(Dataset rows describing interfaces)

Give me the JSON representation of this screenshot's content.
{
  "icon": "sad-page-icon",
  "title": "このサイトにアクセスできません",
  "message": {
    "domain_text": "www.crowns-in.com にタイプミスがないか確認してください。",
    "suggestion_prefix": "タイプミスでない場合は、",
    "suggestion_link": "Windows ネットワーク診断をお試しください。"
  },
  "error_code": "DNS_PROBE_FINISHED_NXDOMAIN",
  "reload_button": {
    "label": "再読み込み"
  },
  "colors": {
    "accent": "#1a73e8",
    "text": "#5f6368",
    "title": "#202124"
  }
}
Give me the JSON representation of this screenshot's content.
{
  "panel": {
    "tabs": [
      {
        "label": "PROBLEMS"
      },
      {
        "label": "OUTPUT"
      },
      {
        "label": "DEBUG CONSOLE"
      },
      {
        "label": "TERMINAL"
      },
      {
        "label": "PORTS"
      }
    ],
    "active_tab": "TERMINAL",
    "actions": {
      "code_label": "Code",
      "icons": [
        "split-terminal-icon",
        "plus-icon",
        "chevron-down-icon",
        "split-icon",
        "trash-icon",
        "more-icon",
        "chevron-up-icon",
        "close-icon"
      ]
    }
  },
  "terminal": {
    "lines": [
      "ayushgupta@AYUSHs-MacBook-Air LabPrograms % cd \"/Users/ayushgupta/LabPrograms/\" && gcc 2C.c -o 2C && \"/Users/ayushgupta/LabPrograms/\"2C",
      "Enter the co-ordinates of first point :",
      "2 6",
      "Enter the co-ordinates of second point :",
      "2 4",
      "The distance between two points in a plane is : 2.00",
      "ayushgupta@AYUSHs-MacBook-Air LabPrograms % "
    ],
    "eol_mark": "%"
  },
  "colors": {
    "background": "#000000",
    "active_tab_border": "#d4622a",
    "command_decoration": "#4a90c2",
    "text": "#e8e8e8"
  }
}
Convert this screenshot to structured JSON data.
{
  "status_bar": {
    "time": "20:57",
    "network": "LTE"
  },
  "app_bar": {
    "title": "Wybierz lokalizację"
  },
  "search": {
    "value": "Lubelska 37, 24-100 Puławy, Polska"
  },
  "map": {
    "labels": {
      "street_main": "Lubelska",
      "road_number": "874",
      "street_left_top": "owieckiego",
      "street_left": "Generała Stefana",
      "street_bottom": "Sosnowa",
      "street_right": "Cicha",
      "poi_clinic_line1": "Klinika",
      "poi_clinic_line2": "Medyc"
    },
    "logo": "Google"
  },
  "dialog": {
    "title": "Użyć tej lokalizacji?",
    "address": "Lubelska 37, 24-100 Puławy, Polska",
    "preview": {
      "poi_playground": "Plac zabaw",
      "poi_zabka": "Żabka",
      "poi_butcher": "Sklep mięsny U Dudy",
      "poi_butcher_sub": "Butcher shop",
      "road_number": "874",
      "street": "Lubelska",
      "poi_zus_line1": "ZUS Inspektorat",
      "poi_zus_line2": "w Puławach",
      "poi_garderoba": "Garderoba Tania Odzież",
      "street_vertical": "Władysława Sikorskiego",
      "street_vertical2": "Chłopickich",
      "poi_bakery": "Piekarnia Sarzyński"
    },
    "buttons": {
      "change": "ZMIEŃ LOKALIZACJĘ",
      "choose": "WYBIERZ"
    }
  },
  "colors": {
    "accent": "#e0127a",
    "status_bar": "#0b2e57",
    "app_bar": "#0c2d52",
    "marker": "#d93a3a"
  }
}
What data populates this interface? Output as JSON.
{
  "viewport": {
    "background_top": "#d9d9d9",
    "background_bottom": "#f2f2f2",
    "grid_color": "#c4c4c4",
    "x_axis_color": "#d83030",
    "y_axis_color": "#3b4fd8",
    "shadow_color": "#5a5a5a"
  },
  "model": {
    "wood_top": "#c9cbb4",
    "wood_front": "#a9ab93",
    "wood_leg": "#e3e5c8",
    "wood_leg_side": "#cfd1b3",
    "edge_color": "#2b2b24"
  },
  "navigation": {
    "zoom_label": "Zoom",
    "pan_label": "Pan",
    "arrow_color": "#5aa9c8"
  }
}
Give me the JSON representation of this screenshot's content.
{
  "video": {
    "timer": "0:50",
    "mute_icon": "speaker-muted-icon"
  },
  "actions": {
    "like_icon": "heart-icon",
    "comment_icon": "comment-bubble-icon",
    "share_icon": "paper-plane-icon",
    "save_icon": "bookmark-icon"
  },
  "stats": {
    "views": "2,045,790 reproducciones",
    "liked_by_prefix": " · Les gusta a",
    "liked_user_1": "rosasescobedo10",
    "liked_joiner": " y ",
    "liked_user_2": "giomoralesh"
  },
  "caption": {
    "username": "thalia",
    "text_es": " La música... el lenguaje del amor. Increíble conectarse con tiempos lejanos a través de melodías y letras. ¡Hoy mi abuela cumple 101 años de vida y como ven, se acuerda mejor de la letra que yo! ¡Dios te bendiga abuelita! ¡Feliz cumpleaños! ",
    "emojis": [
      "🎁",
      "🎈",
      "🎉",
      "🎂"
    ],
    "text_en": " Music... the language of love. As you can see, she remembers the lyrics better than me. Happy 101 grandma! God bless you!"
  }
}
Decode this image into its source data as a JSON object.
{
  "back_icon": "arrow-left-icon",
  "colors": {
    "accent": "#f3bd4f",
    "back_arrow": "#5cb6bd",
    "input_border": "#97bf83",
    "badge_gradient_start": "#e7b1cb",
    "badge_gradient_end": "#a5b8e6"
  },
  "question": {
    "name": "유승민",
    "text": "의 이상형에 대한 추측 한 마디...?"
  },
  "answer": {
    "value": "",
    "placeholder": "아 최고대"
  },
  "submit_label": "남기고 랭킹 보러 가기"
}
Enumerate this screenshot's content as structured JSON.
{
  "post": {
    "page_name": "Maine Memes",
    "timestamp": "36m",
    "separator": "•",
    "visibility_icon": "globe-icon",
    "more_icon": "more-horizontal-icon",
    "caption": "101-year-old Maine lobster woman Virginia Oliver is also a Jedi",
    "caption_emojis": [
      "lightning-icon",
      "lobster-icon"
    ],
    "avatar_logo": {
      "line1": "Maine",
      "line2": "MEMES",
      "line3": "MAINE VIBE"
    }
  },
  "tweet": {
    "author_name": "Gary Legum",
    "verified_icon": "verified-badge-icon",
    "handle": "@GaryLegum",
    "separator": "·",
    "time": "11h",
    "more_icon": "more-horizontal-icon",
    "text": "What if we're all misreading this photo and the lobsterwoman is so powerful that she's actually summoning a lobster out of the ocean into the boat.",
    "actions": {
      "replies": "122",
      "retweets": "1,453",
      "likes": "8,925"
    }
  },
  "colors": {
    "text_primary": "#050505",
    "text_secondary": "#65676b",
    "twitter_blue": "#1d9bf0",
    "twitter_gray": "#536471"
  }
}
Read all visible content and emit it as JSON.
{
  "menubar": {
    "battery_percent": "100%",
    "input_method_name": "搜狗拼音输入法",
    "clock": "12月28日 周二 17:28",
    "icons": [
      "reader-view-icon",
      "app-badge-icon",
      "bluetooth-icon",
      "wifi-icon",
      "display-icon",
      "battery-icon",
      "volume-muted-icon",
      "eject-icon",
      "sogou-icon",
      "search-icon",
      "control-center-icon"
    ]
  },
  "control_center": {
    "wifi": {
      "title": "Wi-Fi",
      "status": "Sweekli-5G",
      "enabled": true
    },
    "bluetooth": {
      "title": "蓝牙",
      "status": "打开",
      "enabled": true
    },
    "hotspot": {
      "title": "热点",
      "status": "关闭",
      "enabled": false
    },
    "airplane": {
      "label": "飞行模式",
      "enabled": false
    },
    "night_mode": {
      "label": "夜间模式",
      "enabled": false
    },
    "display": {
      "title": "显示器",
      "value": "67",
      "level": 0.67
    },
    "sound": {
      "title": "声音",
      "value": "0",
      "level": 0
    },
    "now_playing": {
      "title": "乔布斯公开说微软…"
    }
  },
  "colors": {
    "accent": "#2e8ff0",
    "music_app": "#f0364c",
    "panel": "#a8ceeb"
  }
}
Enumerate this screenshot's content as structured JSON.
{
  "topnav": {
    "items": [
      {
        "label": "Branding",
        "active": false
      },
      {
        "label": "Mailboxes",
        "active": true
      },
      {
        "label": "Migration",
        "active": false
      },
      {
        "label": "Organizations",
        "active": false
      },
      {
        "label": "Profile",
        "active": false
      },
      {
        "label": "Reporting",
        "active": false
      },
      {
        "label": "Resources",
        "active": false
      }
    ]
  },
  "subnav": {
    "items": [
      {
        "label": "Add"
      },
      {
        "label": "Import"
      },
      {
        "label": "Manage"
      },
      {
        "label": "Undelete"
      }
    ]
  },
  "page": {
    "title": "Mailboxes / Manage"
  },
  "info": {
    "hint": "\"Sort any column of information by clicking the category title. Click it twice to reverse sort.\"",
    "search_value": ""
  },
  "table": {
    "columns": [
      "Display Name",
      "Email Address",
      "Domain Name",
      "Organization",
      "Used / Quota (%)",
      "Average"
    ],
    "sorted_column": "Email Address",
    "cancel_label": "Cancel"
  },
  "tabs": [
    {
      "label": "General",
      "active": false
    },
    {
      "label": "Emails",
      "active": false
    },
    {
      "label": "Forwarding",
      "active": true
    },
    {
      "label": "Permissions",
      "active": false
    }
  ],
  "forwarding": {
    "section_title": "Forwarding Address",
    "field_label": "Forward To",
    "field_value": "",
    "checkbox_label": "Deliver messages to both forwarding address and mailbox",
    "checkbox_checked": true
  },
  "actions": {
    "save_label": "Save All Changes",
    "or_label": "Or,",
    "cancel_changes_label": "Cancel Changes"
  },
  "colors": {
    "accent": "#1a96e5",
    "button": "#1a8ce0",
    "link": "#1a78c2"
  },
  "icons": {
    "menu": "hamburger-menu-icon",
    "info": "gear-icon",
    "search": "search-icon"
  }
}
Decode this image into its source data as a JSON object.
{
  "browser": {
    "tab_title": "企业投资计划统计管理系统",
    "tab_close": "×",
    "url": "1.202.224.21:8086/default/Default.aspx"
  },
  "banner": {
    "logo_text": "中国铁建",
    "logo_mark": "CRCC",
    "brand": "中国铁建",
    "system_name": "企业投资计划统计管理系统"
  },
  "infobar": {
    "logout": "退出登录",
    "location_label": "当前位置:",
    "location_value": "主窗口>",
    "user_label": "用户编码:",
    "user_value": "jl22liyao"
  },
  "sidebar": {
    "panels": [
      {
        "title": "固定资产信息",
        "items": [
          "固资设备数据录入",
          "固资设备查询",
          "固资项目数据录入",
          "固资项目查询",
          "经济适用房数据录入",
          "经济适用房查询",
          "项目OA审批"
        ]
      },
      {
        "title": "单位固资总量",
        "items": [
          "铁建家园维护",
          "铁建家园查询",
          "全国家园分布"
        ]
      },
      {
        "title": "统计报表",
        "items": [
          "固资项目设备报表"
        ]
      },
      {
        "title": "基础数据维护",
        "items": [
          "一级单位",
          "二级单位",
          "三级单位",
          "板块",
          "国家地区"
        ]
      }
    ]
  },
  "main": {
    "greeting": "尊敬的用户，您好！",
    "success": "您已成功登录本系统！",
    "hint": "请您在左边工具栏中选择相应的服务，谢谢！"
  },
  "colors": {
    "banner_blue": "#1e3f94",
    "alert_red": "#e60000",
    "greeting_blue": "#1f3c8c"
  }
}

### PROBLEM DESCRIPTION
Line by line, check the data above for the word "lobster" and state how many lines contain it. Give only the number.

### PROBLEM SOLUTION
3